        Just to give you some perspective if and when you are considering this: we provide 2nd opinions for a fee but our minimum is 2 hours at $250/hr. If we find areas that can be improved and you decide to move your business to our firm, you'll probably receive a credit for the amount paid off your first year fee. (Every case is different, of course.) If we can tell at a glance and after a 15-minute conversation that we cannot help, we won't charge. Other firms may have similar policies.

        In other words, you should be prepared to pay for good advice. You may learn that your current firm is doing a fantastic job, in which case you are paying for peace of mind. Or you may find that you are potentially losing tax advantages or risking an audit because your CPA is playing hard and looze with tax code.

        With all due respect to POF (for whom I have huge respect), it is almost impossible to find out if you are "doing everything you can to reduce your taxes". The best you can do is to get an unbiased opinion from a CPA/EA who has years of experience in handling similar situations as yours and then to develop a long-term relationship with the firm. The advice you will receive from various tax professionals is extremely subjective and you must place your trust in a complete stranger in most cases. (It's what we laymen do when trying to find the best doctor! :-) ) Do your due diligence, get referrals, and go into the appointment with a healthy dose of skepticism. I believe WCI is going to post a guest column sometime in October that I have submitted on how to find a good CPA.
        Our passion is protecting clients and others from predatory and ignorant advisors. Fox & Co CPAs, Fox & Co Wealth Mgmt. 270-247-6087


        • #5
          I know I am paying more than some of my partners... I pay what I actually owe (I say this as someone who believes very strongly that you shouldn't pay a penny more than you owe).

          There may be wisdom in getting a second opinion for peace of mind, you may even save a few dollars.

          If you explore what others are doing to pay less taxes you may find that you are not comfortable adopting a similar "strategy" (or that you would be embarrassed if you children ever found out that you did the same thing).  The same way doctors are suckers for bad investments... doctors are suckers for people promising them a smaller tax bill.

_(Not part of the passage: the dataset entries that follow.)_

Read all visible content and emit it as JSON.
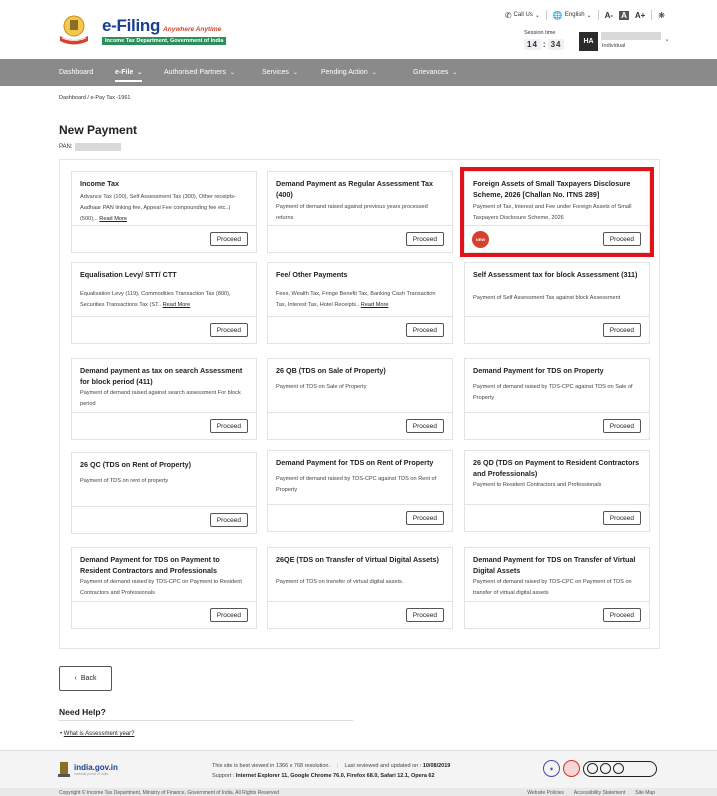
{
  "header": {
    "logo_title": "e-Filing",
    "logo_tagline": "Anywhere Anytime",
    "logo_subtitle": "Income Tax Department, Government of India",
    "call_us": "Call Us",
    "language": "English",
    "font_decrease": "A-",
    "font_normal": "A",
    "font_increase": "A+",
    "session_label": "Session time",
    "session_minutes": "14",
    "session_seconds": "34",
    "user_initials": "HA",
    "user_role": "Individual"
  },
  "nav": {
    "items": [
      {
        "label": "Dashboard"
      },
      {
        "label": "e-File"
      },
      {
        "label": "Authorised Partners"
      },
      {
        "label": "Services"
      },
      {
        "label": "Pending Action"
      },
      {
        "label": "Grievances"
      }
    ]
  },
  "breadcrumb": "Dashboard  / e-Pay Tax -1961",
  "page_title": "New Payment",
  "pan_label": "PAN:",
  "cards": [
    {
      "title": "Income Tax",
      "desc": "Advance Tax (100), Self Assessment Tax (300),  Other receipts-Aadhaar PAN linking fee, Appeal Fee compounding fee etc..) (500),..",
      "read_more": "Read More",
      "button": "Proceed"
    },
    {
      "title": "Demand Payment as Regular Assessment Tax (400)",
      "desc": "Payment of demand raised against previous years processed returns",
      "button": "Proceed"
    },
    {
      "title": "Foreign Assets of Small Taxpayers Disclosure Scheme, 2026 [Challan No. ITNS 289]",
      "desc": "Payment of Tax, Interest and Fee under Foreign Assets of Small Taxpayers Disclosure Scheme, 2026",
      "button": "Proceed",
      "badge": "NEW"
    },
    {
      "title": "Equalisation Levy/ STT/ CTT",
      "desc": "Equalisation Levy (119), Commodities Transaction Tax (800), Securities Transactions Tax (ST..",
      "read_more": "Read More",
      "button": "Proceed"
    },
    {
      "title": "Fee/ Other Payments",
      "desc": "Fees, Wealth Tax, Fringe Benefit Tax, Banking Cash Transaction Tax, Interest Tax, Hotel Receipts..",
      "read_more": "Read More",
      "button": "Proceed"
    },
    {
      "title": "Self Assessment tax for block Assessment (311)",
      "desc": "Payment of Self Assessment Tax against block Assessment",
      "button": "Proceed"
    },
    {
      "title": "Demand payment as tax on search Assessment for block period (411)",
      "desc": "Payment of demand raised against search assessment For block period",
      "button": "Proceed"
    },
    {
      "title": "26 QB (TDS on Sale of Property)",
      "desc": "Payment of TDS on Sale of Property",
      "button": "Proceed"
    },
    {
      "title": "Demand Payment for TDS on Property",
      "desc": "Payment of demand raised by TDS-CPC against TDS on Sale of Property",
      "button": "Proceed"
    },
    {
      "title": "26 QC (TDS on Rent of Property)",
      "desc": "Payment of TDS on rent of property",
      "button": "Proceed"
    },
    {
      "title": "Demand Payment for TDS on Rent of Property",
      "desc": "Payment of demand raised by TDS-CPC against TDS on Rent of Property",
      "button": "Proceed"
    },
    {
      "title": "26 QD (TDS on Payment to Resident Contractors and Professionals)",
      "desc": "Payment to Resident Contractors and Professionals",
      "button": "Proceed"
    },
    {
      "title": "Demand Payment for TDS on Payment to Resident Contractors and Professionals",
      "desc": "Payment of demand raised by TDS-CPC on Payment to Resident Contractors and Professionals",
      "button": "Proceed"
    },
    {
      "title": "26QE (TDS on Transfer of Virtual Digital Assets)",
      "desc": "Payment of TDS on transfer of virtual digital assets.",
      "button": "Proceed"
    },
    {
      "title": "Demand Payment for TDS on Transfer of Virtual Digital Assets",
      "desc": "Payment of demand raised by TDS-CPC on Payment of TDS on transfer of virtual digital assets",
      "button": "Proceed"
    }
  ],
  "back_button": "Back",
  "help": {
    "title": "Need Help?",
    "link": "What is Assessment year?"
  },
  "footer": {
    "india_logo": "india.gov.in",
    "india_sub": "national portal of india",
    "best_viewed": "This site is best viewed in 1366 x 768 resolution.",
    "last_reviewed_label": "Last reviewed and updated on :",
    "last_reviewed_date": "10/08/2019",
    "support_label": "Support :",
    "support_browsers": "Internet Explorer 11, Google Chrome 76.0,  Firefox 68.0, Safari 12.1, Opera 62",
    "copyright": "Copyright © Income Tax Department, Ministry of Finance, Government of India. All Rights Reserved",
    "links": [
      "Website Policies",
      "Accessibility Statement",
      "Site Map"
    ]
  },
  "colors": {
    "nav_bg": "#8a8a8a",
    "highlight": "#e0131b",
    "brand_blue": "#1b3f8b",
    "new_badge": "#d8402e"
  }
}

          Saving a few dollars of tax is not worth doing anything that would jeopardize your freedom or your good name.